After the war ended in 1918 they joined with the Bureau of Investigation (renamed the FBI in 1935) to engage in strike breaking in the Northeast and Pacific Northwest and round up and deport European labor activists.

In 1921, incoming president Warren Harding condemned Wilson’s oppressive secret police apparatus and forced the Army and FBI to cut their ties with vigilante groups. Although Van Deman was forced into retirement, he and his wife continued to compile files on 250,000 so-called subversives.

1940 – 1945 World War II

In 1940, Hoover made use of Van Deman’s files and a network of 300,000 informants to carry out illegal FBI wiretaps, break-ins, and mail intercepts against political dissidents – based on allegations, which were never substantiated, that they posed a threat against wartime defense plants were never substantiated.

1960-74 Vietnam War and COINTELPRO

From 1960-74, Hoover expanded this operation, which he renamed COINTELPRO. As well as spying on activists, this operation also subjected them to extensive personal harassment. According to the senateChurch Committee investigating  COINTELPRO, Hoover’s vicious tactics included “anonymous attempts to break up marriages, disrupt meetings, ostracize persons from their professions, and provoke target groups into rivalries that might results in deaths.” As most activists over fifty can tell you, COINTELPRO never ended. I write about my personal encounter with the 1980s version of COINTELPRO in my 2010 memoir The Most Revolutionary Act: Memoir of an American Refugee.

In 1974, New York Times reporter Seymour Hersh revealed that the CIA, which is forbidden under federal law to operate on US territory, was also engaged in illegal surveillance of antiwar activists under a program known as Operation Chaos. Following his election in 1978, President Jimmy Carter pushed for enactment of the Foreign Intelligence Surveillance Act (FISA). This made government wiretaps illegal unless they were approved by a special FISA court.

2003 – 2008 US Occupation of Afghanistan and Iraq (under Bush)

By the time the US attacked Afghanistan and Iraq in 2003-2003, the intelligence security state had a vast array of new spying technologies (including electronic surveillance, biometric identification, and spy drones) at their disposal. In an attempt to bring the Iraqi resistance under control, General McChrystal ordered the collection of 3 million Iraqi fingerprints and iris scans.
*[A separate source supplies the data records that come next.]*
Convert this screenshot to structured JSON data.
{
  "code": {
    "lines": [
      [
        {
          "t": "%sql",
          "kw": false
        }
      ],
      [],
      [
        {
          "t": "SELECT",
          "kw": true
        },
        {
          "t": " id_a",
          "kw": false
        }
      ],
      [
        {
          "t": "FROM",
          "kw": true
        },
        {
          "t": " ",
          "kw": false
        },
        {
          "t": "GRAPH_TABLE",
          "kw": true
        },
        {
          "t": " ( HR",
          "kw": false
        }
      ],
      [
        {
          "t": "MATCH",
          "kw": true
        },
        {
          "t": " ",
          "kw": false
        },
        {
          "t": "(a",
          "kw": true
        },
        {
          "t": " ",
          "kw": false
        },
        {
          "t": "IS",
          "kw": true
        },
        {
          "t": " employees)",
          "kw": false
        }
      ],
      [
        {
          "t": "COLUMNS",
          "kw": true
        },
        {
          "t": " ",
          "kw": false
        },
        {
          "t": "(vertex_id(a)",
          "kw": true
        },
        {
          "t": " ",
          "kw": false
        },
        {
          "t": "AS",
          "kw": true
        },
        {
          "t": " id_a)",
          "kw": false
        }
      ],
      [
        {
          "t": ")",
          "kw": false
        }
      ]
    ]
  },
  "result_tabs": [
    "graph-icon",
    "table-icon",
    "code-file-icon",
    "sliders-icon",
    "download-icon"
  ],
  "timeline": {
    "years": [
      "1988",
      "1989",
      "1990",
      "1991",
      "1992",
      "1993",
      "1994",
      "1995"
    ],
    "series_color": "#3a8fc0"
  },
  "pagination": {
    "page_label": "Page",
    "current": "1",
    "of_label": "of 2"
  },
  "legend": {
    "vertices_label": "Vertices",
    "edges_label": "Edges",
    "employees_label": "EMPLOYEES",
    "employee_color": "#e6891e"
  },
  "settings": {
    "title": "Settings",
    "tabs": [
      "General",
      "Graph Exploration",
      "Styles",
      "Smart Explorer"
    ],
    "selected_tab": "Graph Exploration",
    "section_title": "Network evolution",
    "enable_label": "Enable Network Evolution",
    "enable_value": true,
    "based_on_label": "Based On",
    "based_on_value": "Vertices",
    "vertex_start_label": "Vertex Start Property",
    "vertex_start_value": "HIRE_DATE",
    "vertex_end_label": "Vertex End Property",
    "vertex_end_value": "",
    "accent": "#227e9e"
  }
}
Meanwhile Bush attempted to resurrect Hoover’s old vigilante networks via Operation Tips, which was blocked by major opposition from Congress, civil libertarians, and the media. A parallel initiative called Total Information Awareness, which would have compiled electronic files on millions of Americans, was also banned by Congress.

Despite these setbacks, Bush’s defiance of FISA by ordering the NSA to commence collecting email and phone records of American civilians (exposed by the New York Times in 2005) was retroactively ratified by Congress in 2007.

2009 – present US Occupation of Afghanistan, Iraq, Pakistan, Yemen, Pakistan, Syria, and Somalia

Obama substantially expanded NSA spying by collaborating with British intelligence to tap into trans-Atlantic cables carrying phone and email traffic and authorizing NSA spying on residents in NATO ally countries Germany, France, and Italy.

Between 2006-10 the US launched the planet’s first cyberwar. In 2010 Obama ordered cyberattacks (Stuxnet) against Iran’s nuclear facility.

Obama’s Vision for Future Surveillance

According to McCoy, since 2012 Obama has been cutting conventional armaments and investing billions in global information control and space warfare technology. New programs include a National Geospatial-Intelligence Agency with 6,000 employees coordinating surveillance data from predator drones, Reapers, U-2 spy planes, Global Hawks, X-37B space drones, Google Earth, Space Surveillance Telescopes, and orbiting satellite. Alongside their surveillance capabilities, new generation spy satellites will have the capability of enveloping the Earth in an electronic grid capable of pulverizing suspected terrorists or entire armies.

Hear Jeff Blankfort interview McCoy about his Tomdispatch article at Radio 4

photo credit: KAZVorpal via photopin cc

Reposted from Veterans Today